In the foreword to a recent report by Transform Justice on Rethinking judicial independence, Sir Alan Moses, a former Lord Justice of Appeal and now chair of the newspaper regulator IPSO, says:
“At every level, independence and authority cannot be maintained and improved merely by retreating behind a shell of silence and exclusivity. Society suffers, and so do the judges. This report shows that judicial independence cannot serve its master, the rule of law, unless it shows greater sensitivity to the modern demands and techniques of communication.”
He also anticipates one of the more salient risks of engagement on social media, namely “trolling” and online abuse, saying:
“The institution of the judiciary is surely, by now, of sufficient strength to withstand abuse while developing more modern and open channels of communication.”
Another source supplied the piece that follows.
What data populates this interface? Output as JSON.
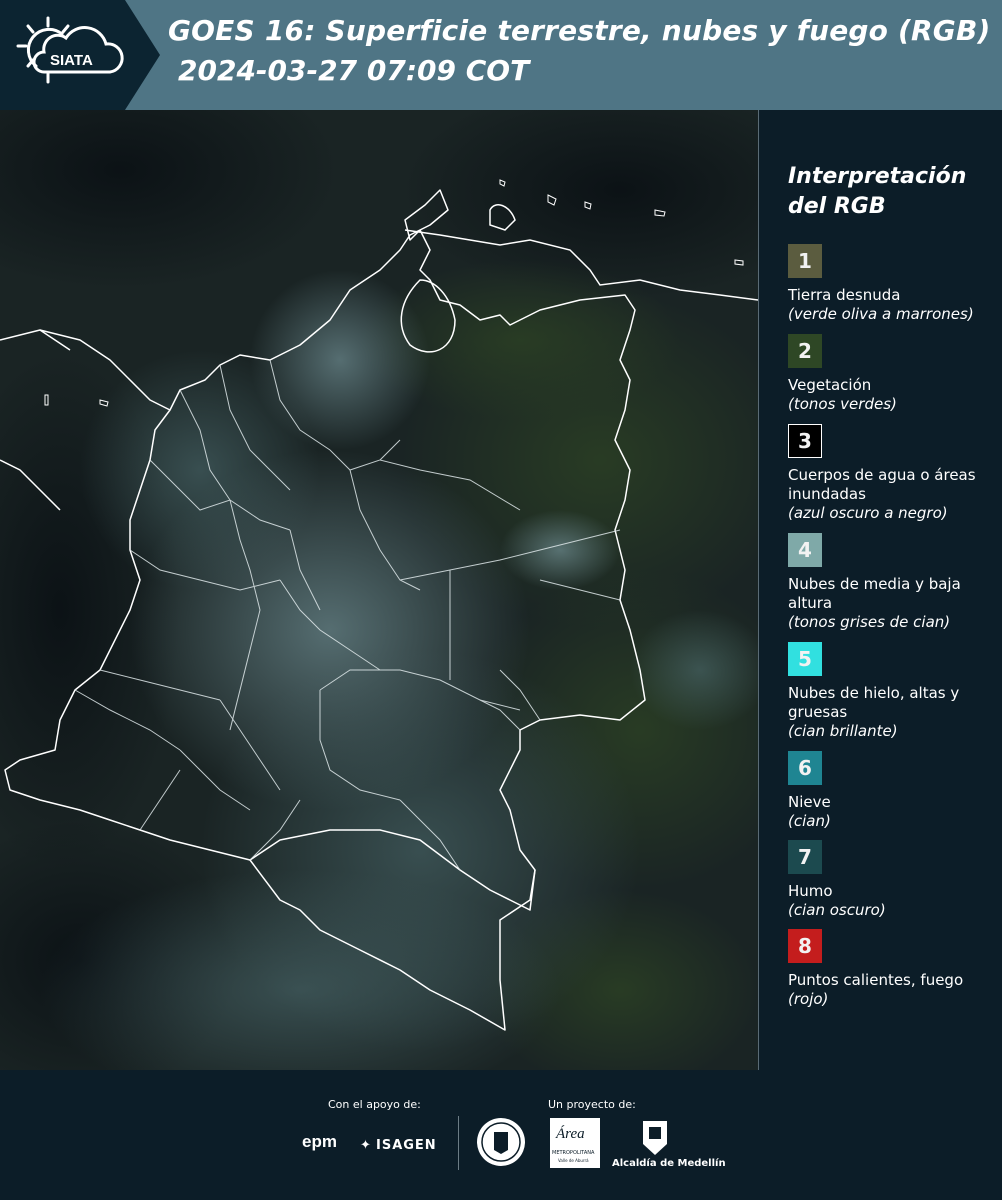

Sir Alan has long been a champion of better public engagement by judges. But similar views are now shared by more senior figures. When sworn in as the new Lord Chief Justice on 2 October this year, Sir Ian Burnett said “I believe we should be better at explaining our role and the vital importance of our independence and impartiality.” Earlier this year, Sir Robert Buckland, the Solicitor General, announced a new panel “to drive forward legal education initiatives”.
Surely a logical outcome of this drive towards better communication could include the imaginative and engaging use of social media channels by those members of the judiciary who are already familiar with them, rather than requiring them to stop using such channels and clam up the moment they are appointed? Of course there are risks, but do they outweigh the potential benefits? Let us join with Chief Justice Dillard in declaring that here, too, “It’s time for judges to tweet, like, and share”.
And if you agree, do please share this post!